A patient reader gently reminded me recently that I hadn’t finished the tale of Giorgos and the Octopus, and for that I apologise. I have been extremely unfocused of late and as a result, things tend to fall through the cracks, not least of which is additional installments of rambling stories.
When we last saw Giorgos, he was engaged in a prolonged game of patience not just with the octopus, but with the village, as everyone wondered how long the epic battle of wits would drag on before the showdown of brawn between man and octopus.
Winter came on, and rain and sleet scudded across the water, and the fleet went out every day, because this is what fishing fleets do; weather is no excuse not to fish. Snow landed on the yard and sometimes stuck for a few hours, and gradually, Molybos was blanketed in a dense, wintery quiet. The olives were naked and even the hardened tourists went home and it was just us in the winter stillness. Interest in the octopus had begun to wane after weeks, months, of going out every day and coming back emptyhanded, except perhaps for a handful of fish. People had moved on to other village dramas, Giorgos could walk the streets again without fear of being ridiculed, his wife no longer got sidelong and suspicious glances in the market.

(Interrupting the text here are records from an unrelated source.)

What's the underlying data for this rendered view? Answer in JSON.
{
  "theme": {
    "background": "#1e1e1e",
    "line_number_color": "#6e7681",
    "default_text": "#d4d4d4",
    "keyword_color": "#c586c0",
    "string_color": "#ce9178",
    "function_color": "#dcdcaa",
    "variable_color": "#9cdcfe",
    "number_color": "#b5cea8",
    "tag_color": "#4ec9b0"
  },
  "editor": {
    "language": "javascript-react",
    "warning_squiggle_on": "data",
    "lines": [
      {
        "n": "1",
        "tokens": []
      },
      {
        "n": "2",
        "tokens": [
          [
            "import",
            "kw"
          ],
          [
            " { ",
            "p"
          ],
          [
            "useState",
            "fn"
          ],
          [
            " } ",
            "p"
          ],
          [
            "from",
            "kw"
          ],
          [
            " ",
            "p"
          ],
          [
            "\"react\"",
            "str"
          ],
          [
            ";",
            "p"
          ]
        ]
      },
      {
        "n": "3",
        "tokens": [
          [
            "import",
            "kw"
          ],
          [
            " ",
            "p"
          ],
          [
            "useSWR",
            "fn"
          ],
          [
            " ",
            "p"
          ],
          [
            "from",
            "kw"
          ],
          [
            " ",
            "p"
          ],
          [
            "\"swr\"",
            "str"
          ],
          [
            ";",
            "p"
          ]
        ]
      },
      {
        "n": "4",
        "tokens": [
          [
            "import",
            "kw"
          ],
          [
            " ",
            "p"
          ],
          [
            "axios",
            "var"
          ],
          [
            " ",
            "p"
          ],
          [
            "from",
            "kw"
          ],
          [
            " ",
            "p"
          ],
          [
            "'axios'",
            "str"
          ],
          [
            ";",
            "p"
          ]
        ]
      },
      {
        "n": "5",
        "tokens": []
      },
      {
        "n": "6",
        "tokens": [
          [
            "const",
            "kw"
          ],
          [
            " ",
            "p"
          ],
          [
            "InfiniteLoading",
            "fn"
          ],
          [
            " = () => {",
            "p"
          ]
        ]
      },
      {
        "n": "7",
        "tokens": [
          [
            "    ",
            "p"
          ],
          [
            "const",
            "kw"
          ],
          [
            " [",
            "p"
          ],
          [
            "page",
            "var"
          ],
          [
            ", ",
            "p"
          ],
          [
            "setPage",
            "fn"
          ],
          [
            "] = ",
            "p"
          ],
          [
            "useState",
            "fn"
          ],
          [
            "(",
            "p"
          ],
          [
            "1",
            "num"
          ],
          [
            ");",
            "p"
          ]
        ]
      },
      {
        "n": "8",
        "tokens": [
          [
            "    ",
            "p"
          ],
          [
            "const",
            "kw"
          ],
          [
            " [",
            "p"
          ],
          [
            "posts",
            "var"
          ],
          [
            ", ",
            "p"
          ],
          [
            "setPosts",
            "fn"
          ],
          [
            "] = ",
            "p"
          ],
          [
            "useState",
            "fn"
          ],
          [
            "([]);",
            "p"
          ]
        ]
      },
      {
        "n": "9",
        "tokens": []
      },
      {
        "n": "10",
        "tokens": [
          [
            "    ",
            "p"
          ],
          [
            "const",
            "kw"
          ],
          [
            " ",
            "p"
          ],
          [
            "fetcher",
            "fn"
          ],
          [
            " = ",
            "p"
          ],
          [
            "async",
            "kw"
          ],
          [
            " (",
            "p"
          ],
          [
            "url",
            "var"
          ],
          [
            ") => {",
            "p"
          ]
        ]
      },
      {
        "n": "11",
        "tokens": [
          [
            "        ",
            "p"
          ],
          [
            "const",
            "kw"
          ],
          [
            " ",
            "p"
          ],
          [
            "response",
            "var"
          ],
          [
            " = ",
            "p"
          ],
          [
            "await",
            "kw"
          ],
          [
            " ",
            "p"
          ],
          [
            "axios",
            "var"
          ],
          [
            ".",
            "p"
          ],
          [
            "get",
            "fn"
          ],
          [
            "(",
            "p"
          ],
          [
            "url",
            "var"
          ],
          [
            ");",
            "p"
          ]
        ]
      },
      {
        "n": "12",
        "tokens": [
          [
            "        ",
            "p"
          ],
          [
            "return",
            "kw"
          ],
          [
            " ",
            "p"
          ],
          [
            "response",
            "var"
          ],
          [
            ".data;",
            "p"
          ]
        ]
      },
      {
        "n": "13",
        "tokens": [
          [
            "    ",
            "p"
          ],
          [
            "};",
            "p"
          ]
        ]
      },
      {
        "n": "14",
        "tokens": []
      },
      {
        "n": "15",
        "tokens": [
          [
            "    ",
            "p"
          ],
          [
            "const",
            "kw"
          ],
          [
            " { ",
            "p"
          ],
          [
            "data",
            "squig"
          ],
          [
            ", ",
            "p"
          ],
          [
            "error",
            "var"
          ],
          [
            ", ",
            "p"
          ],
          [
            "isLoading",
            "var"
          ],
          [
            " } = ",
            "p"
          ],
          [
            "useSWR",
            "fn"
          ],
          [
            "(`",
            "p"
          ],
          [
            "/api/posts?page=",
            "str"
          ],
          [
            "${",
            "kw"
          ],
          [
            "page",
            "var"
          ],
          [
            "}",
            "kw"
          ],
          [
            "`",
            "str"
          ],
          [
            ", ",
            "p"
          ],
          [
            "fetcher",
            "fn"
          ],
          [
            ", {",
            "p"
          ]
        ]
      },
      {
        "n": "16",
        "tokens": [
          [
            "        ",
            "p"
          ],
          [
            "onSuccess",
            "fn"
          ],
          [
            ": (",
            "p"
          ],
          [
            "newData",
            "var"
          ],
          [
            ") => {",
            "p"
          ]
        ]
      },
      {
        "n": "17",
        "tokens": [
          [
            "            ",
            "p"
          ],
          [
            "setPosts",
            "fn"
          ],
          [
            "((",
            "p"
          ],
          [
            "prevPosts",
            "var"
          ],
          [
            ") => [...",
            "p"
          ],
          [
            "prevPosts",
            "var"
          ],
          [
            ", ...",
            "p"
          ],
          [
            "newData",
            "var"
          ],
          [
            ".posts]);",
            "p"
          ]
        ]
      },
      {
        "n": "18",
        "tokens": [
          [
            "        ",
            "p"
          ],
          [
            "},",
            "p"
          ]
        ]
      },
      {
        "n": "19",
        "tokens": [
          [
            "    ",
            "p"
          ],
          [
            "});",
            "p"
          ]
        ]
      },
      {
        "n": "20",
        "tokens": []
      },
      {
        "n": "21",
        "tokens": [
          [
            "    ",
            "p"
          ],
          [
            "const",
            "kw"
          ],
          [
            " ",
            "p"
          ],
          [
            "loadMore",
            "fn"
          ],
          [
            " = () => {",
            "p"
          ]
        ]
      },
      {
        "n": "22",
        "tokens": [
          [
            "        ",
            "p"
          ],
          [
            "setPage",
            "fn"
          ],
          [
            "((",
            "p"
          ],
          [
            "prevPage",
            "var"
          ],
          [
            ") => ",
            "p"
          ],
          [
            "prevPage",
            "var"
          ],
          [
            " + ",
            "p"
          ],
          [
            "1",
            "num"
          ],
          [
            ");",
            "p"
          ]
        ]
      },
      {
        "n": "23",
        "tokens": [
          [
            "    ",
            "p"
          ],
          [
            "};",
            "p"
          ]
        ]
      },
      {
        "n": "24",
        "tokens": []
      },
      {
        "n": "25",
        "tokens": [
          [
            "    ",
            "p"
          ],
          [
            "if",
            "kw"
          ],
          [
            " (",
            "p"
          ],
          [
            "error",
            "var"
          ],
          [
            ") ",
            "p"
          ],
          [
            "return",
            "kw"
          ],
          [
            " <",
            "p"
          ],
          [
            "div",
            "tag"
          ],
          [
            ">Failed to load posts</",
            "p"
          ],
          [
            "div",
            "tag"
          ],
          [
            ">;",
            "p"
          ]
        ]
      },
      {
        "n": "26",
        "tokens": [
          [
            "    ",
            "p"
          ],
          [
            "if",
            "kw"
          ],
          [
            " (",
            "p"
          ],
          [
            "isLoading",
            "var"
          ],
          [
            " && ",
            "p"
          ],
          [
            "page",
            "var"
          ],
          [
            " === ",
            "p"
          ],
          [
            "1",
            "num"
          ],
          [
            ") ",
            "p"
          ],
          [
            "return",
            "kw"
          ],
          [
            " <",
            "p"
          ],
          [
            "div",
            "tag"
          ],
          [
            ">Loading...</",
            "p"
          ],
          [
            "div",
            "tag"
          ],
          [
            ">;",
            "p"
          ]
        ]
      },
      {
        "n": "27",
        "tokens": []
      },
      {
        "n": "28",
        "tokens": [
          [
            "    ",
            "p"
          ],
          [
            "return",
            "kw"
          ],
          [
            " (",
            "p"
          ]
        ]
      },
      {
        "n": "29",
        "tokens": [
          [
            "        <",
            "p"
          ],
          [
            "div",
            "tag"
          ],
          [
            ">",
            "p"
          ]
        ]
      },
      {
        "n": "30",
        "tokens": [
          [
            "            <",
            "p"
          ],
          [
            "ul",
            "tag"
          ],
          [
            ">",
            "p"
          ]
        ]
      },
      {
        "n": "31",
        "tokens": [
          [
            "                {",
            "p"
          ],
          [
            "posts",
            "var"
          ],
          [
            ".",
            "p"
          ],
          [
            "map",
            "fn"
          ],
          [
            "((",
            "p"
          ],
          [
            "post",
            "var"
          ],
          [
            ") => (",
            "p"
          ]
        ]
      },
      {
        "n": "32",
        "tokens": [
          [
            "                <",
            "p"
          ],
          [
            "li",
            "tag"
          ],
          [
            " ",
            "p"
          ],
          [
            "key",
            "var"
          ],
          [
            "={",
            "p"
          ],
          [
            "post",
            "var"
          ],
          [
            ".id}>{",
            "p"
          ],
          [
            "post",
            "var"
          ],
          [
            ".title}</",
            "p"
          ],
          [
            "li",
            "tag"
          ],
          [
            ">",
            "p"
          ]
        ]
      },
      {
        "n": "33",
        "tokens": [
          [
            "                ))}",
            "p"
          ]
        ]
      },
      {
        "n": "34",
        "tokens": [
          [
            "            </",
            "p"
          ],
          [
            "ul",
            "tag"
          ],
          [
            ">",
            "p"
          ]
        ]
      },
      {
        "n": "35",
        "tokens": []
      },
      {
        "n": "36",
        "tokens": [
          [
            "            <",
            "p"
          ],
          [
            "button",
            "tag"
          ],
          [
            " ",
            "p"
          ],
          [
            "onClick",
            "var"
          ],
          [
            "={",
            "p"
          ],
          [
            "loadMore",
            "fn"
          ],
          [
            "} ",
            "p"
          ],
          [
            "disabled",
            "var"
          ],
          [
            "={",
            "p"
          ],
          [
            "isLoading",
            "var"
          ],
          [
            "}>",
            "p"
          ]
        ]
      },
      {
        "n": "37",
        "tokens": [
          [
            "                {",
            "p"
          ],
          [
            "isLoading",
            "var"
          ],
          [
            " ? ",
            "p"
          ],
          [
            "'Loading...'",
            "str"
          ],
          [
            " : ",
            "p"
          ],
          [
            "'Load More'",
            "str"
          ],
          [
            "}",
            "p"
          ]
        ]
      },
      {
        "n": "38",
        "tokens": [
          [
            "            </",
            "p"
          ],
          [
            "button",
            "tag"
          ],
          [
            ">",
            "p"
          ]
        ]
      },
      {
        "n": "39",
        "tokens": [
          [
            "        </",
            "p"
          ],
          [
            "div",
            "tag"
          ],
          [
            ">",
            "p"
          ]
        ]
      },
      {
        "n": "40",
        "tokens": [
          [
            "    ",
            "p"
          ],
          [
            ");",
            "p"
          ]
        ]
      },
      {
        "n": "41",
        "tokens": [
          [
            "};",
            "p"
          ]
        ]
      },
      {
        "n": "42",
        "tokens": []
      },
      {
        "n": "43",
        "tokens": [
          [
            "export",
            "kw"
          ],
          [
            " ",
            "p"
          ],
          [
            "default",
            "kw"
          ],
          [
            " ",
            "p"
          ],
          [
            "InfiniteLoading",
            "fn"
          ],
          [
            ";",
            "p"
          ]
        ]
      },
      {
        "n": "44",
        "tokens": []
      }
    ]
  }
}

Giorgos entered that contemplative state some people do in the winter, drifting along without consciously recognising the world around him, running on autopilot as he took out his boat each day and squared things away and then sailed briskly out of the harbour to bounce along the shoreline. I used to look for him, but the weather got colder and darker and meaner and soon it didn’t seem worth the effort to station myself at the top of the hill by the harbour to watch for him when the boats came in. I knew that when the day came, I’d know, because the entire village would be abuzz, and my curiousity didn’t stem as far as going out with Giorgos in frigid temperatures in an open boat on choppy waters.
This is the part of the story where we begin to enter secondhand accounts, or thirdhand, in your case, gentle reader. The story has it that one day, Markos rounded a rocky cape and encountered Giorgos, intently poised with his trident, hovering over the water. It was difficult to see through sheets of rain, but he was clearly on high alert, had finally confronted his prey, when he struck, and came up with the octopus neatly speared. It was clear that the cephalopod’s huge size made this a possibly foolhardy endeavor, and Markos zoomed over to offer assistance, but Giorgos waved him off, something Markos could respect; you do not come between a person and his octopus, you know?
The octopus was heaved into Giorgos’ boat, where it proceeded to thrash fearsomely, flailing tentacles roiling in the water, boat seesawing wildly, Giorgos soaked with rain and trails of ink and seawater, but there came a moment, at last, when the octopus settled down, and Giorgos looked at the octopus, and it looked back at him. Markos, not the poetic type, would not have gone so far as to say there was a moment of communion and connection between the two, but I will, because I wasn’t there.
To reecounter the enemy after months of patient stalking, of laying plans, is a bittersweet moment. An experience almost of letdown as you realise that the quest has come to an end and what you’ve been wanting all this time is within your grasp, only, it turns out that it’s not what you wanted at all. Giorgos looked into the eyes of the octopus, and the octopus looked back at him, scarred bodies confronting each other in the harshest the elements had to offer, and both parties suddenly understood something.
Catching a giant octopus, as anyone will tell you, is only half the battle. You cannot possibly hope to kill an octopus in a tiny boat rocking precariously on the water. Instead, you must stun it, and then whisk into shore so you can bash it on a rock, an event that will be eagerly observed by everyone in sight and a few more who will come running, because it is an epic scene, human against octopus. Markos waited with bated breath for Giorgos to unfurl the sail and head to shore for the grand denouement, but things did not go as expected.
What happened next was entirely unprecedented. Giorgos lifted the body of the octopus, and heaved it over the side of his boat, where it slipped back into the water, tentacles trailing after it, and hovered for a moment before darting away again; it takes a lot to disrupt an octopus and a trident through soft tissue and a few smart bonks on the head won’t do it. He studied the water for a moment, and then sailed back home, even though the day was far from over.
Seeking Giorgos entering the harbour in the early afternoon, everyone assumed that he had finally done the impossible, had defeated the octopus, and they charged into the harbour to look, but his boat was empty. He pulled it up on shore, took out the mast, and turned it over, and said:
Everyone stared with puzzlement at the boat, and at Giorgos, until Markos arrived and explained what he had seen, and the puzzlement turned to deep confusion and worry for Giorgos’ sanity. Who subdues a giant octopus, who stalks the monster for months, only to heave it over the side of the boat? Who accomplishes the unthinkable, only to throw it all away? My father drifted to the head of the group, asking the question that no one else would dare to—Why did you do it?
‘Because there is not enough beauty in the world,’ Giorgos said, before staving in the side of his boat.